The Campaign for College Opportunity’s latest report uses first-hand experiences of formerly incarcerated Californians to highlight the barriers faced during their transition from prison to postsecondary education.
Titled “The Possibility Report: From Prison to College Degrees in California,” the report provides recommendations to policymakers and higher education institutions within the state to improve outcomes for formerly incarcerated students and address the school-to-prison pipeline.
Black and Latinx Californians comprise 45% of the state population but represent 72% of the prison population, the report found.
“[The overrepresentation among Black and Latinx communities] is a result of public policies that have had very racist outcomes, from our tough-on-crime policies, minimum-sentencing bail policies, all of that,” said Audrey Dow, senior vice president of the Campaign for College Opportunity. “So we said, ‘let’s start thinking about some policies that are anti-racist in nature and can go a long way to improving college opportunity.’”
In 2019, over 1,000 formerly incarcerated students were estimated to be enrolled in California’s public higher education system. However, there are currently more than 425,000 people on probation or parole within the state who could be enrolled at a college or university, according to the research.
Dow emphasized that the “amount of pressure and responsibility” given to individuals upon release from prison is often overlooked.
“These individuals have really been without their networks, without financial resources, without their family and are now thrust back into society and pushed through the parole and probation system to find work …,” she said. “I think right off the bat, these individuals are really kind of coming into a traumatic return home with lots of responsibility and not enough support to really ensure that they thrive.”
Participants in the study indicated five variables that impact degree completion, including the parole and probation systems in California, housing policies, employment, targeted student support services and campus advisors.
Higher education is not prioritized under the state’s parole and probation system.
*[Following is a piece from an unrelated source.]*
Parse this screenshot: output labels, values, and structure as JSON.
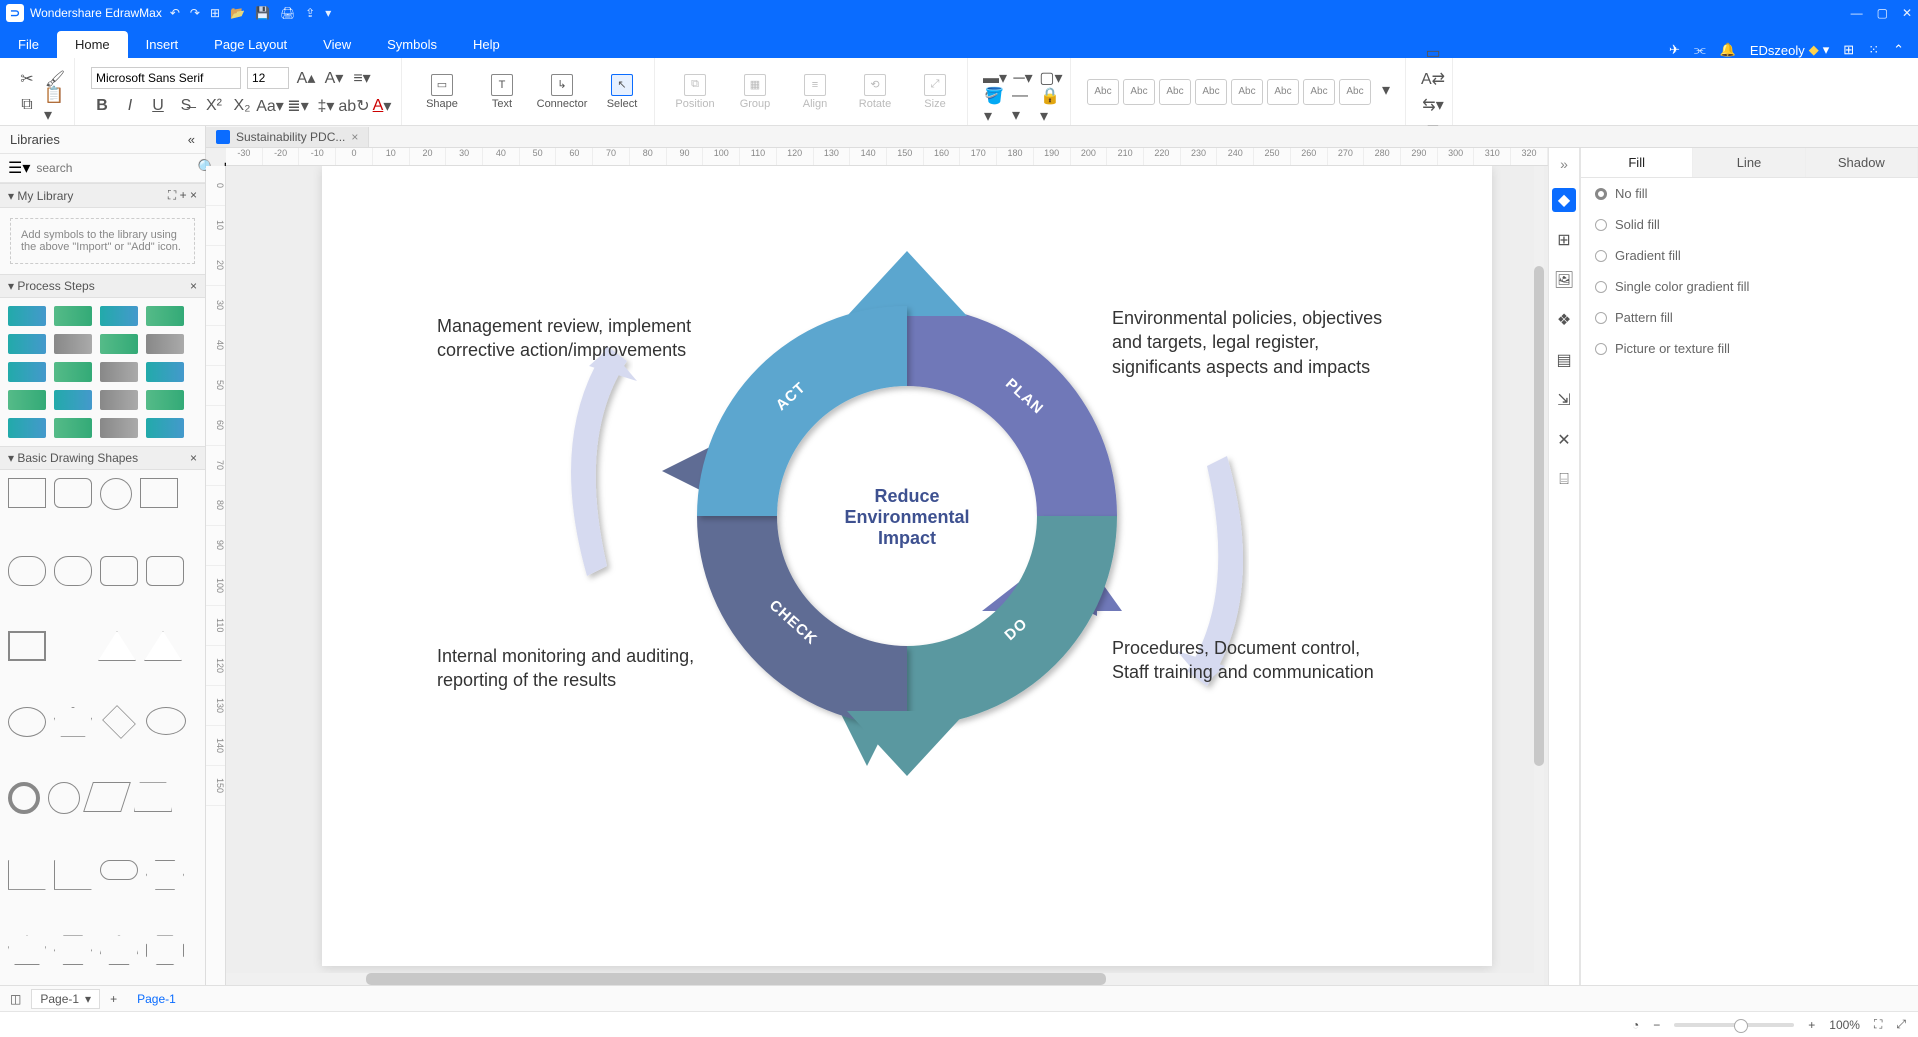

For example, participants from the research indicated that many parole officers were “unsupportive” of their educational goals and urged them to pursue a job instead.
To change the system, the report suggested creating guidelines for parole and probation officers to offer support resources for formerly incarcerated individuals planning to pursue an education. Additionally, earning an education and holding a job should be perceived as equal under the parole and probation requirements.
As for transitional and affordable housing, restrictions apply to students and those with felony convictions, leading many formerly incarcerated individuals to live in their cars or be homeless.
Therefore, institutions should look to meet the basic needs of formerly incarcerated students. California should also allow potential affordable housing tenants to be enrolled at least part-time at a college or university, according to the report.
In terms of employment, formerly incarcerated individuals often face challenges in securing a job. On the other hand, some must balance employment with their education.
At the institutional level, staff can be trained to assist formerly incarcerated students seeking employment opportunities. For on-campus employment, schools should remove the conviction history box and prioritize formerly incarcerated students for federal work-study, the report said.
Within the California public higher education system, there are three programs designed to support formerly incarcerated students, including Rising Scholars, Project Rebound and Underground Scholars.
On top of those programs, institutions should offer support services such as mental health resources and designated safe spaces on campus.
Additionally, student support services should start during incarceration through the use of the Adult Reentry Grant, which assists with the transition process from prison to college.
Less than 10% of the total state prison population enrolled in a higher education program earned a degree, the report said. Some factors that contribute to the small number of individuals pursuing postsecondary education include being short-staffed, having limited class space and requiring a GED, or high school equivalency diploma.
However, prison education programs benefit both the state of California and students. According to the report, if half of college-eligible incarcerated Californians participated in a postsecondary program, up to $66.6 million per year could be saved.
Lastly, participants found that in many cases, campus advisors were unfamiliar with the issues faced by students who held criminal records. To address this, the report recommends colleges and universities provide access to legal counsels when looking for employment or facing discrimination while job searching.
“For far too long, California has over-invested in prisons to solve our social issues but has provided minimal resources or funding to colleges and universities to provide an alternative to incarceration,” Danny Murillo, principal author of the report and former Campaign for College Opportunity program analyst, said in a statement. “I am in awe and inspired by the real opportunity we have as a state to create change for generations of Californians caught in an unjust criminal ‘justice’ system.”
Sarah Wood can be reached at email@example.com.